Piketty’s thesis Capital in the twenty-first century is the most-talked of tome on inequality since a similarly-named book by that German guy in the 1800s. It was hailed by The Economist as “bigger than Marx” and dismissed by the Wall Street Journal as “medieval”.
Since publishing the unexpected Amazon bestseller in March, the French economist has been feted by such influential bodies as the US Economic Policy Institute and the White House Council of Economic Advisors, as well as being reviewed in top newspapers.

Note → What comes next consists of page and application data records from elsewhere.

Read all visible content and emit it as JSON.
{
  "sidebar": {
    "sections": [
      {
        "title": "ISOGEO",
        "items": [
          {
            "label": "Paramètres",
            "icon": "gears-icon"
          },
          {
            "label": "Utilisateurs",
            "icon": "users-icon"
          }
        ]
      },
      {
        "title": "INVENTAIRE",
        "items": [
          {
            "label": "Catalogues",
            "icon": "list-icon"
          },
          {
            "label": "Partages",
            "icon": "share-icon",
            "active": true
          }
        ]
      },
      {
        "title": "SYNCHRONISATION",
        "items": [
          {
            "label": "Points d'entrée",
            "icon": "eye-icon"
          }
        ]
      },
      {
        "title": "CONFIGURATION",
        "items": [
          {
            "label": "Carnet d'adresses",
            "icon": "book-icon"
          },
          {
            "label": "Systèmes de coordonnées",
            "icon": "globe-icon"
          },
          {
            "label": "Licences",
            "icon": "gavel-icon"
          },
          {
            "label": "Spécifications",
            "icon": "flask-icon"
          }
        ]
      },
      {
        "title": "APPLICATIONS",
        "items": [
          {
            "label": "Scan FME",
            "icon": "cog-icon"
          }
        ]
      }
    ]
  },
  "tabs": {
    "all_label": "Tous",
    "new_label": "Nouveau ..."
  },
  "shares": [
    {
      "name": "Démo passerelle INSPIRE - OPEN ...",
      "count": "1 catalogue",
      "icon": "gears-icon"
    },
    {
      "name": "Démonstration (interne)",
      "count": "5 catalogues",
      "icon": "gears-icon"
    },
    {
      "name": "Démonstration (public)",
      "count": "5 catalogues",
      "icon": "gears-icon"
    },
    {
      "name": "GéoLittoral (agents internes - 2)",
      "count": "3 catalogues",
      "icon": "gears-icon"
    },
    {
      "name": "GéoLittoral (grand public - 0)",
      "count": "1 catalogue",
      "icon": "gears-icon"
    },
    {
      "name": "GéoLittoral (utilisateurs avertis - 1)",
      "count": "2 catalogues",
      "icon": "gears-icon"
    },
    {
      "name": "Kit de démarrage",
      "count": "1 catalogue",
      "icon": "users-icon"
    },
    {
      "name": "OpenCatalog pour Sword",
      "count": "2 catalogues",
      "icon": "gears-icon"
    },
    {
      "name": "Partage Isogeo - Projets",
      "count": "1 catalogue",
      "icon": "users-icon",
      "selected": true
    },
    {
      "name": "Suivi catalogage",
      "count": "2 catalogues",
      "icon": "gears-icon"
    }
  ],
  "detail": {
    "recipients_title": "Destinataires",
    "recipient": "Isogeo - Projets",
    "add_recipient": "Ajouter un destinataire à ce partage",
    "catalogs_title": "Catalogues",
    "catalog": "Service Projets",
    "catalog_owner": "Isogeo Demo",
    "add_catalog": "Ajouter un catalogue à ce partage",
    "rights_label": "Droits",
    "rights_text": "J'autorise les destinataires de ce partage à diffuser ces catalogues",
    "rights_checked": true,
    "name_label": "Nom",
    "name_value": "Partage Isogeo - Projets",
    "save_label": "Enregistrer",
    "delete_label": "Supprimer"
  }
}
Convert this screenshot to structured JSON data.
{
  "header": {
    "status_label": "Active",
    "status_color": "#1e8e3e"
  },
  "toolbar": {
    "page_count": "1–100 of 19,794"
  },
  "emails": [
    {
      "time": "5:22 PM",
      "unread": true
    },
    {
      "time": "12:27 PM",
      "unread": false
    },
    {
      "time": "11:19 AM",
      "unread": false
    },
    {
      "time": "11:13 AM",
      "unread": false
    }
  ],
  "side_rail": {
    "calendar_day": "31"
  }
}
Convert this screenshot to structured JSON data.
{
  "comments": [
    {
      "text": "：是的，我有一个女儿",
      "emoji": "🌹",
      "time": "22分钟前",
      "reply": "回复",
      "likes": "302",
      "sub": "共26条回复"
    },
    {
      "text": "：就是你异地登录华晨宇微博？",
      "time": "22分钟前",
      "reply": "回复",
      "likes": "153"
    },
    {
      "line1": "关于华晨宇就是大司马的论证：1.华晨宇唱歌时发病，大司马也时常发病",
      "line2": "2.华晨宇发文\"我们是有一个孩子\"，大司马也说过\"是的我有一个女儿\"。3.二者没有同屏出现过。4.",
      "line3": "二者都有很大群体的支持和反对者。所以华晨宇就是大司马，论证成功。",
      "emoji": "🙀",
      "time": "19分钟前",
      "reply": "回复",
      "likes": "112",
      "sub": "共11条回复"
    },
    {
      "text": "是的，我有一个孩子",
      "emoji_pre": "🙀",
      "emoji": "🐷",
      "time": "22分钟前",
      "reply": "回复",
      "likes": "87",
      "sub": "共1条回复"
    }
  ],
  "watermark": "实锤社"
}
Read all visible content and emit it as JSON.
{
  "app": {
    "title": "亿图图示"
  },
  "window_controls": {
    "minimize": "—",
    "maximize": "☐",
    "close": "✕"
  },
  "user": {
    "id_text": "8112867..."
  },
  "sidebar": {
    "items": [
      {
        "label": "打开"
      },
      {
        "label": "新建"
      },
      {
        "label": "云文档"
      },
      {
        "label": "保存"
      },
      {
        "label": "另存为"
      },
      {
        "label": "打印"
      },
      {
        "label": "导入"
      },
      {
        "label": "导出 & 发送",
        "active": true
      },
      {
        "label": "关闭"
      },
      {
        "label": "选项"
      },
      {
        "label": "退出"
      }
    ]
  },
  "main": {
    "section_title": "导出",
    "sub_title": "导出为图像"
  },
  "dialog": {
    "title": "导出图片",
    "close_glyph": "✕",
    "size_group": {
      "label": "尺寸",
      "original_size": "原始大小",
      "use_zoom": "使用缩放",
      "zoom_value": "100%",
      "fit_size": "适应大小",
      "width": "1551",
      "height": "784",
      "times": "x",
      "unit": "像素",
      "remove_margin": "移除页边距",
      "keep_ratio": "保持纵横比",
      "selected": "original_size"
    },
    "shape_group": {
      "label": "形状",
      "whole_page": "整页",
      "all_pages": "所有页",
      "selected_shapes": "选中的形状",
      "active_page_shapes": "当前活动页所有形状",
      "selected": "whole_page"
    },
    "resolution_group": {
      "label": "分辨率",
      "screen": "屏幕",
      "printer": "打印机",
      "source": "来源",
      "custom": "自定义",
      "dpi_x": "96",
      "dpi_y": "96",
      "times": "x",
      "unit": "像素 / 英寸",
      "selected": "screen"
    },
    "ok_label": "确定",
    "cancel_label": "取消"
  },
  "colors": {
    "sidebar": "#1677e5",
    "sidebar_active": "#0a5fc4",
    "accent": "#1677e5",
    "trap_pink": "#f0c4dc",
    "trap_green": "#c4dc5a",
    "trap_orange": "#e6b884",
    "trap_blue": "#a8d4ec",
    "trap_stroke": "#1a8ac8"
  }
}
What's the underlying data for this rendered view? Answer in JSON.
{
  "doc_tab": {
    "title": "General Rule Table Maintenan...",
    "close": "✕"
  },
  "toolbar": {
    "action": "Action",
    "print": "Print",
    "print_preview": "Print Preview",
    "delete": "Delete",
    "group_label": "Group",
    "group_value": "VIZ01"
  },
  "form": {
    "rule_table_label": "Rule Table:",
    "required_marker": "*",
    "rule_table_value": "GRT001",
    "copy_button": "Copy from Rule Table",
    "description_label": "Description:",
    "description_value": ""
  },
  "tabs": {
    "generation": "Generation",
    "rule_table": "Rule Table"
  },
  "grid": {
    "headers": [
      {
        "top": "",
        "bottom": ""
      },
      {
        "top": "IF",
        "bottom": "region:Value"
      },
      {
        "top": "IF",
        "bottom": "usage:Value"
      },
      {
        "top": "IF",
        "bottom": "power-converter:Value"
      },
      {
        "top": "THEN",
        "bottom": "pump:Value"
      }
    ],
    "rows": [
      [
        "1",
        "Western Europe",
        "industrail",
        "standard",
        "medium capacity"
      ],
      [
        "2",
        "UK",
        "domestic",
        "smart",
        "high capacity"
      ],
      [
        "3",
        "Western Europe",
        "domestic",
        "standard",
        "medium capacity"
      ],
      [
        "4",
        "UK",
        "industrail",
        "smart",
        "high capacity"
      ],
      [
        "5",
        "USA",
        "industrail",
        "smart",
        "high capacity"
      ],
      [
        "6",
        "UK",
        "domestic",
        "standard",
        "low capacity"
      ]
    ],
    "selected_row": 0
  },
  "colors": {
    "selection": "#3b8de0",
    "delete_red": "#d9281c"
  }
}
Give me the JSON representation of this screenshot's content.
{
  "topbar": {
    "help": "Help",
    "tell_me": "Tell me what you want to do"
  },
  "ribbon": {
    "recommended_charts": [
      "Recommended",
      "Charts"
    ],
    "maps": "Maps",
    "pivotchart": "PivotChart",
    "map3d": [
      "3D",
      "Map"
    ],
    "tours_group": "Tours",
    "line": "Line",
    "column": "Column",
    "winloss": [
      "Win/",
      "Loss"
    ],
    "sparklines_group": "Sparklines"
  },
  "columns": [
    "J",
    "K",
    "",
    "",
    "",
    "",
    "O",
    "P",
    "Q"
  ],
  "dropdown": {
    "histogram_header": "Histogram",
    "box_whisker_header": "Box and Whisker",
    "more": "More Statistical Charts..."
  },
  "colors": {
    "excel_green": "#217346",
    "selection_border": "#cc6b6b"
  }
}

The Piketty Phenomenon: New Zealand perspectives brings the debate to New Zealand, with independent assessments of Piketty’s findings. Contributors include economists Geoff Bertram, Donal Curtin, Prue Hyman and Brian Easton, journalists Bernard Hickey and Max Rashbrooke, and Cornell University PhD student Hautahi Kingi.
“Piketty’s book is a bombshell, promising a Kuhnian scientific revolution:” Geoff Bertram
“Thomas Piketty forces us to view the economy in a different way. At the same time, he offers New Zealand a new opportunity to
lead the world in our response:” Hautahi Kingi
“Piketty’s achievement has been to put wealth front and centre, in the spotlight. It is not now likely to vanish back into the shadows:” Max Rashbrooke
The Piketty Phenomenon: New Zealand perspectives is being launched on Thursday (October 23) with a panel discussion at the Royal Society in Wellington.
Idealog has three copies of the book to give away. For your chance to win one, comment below on why inequality matters in New Zealand.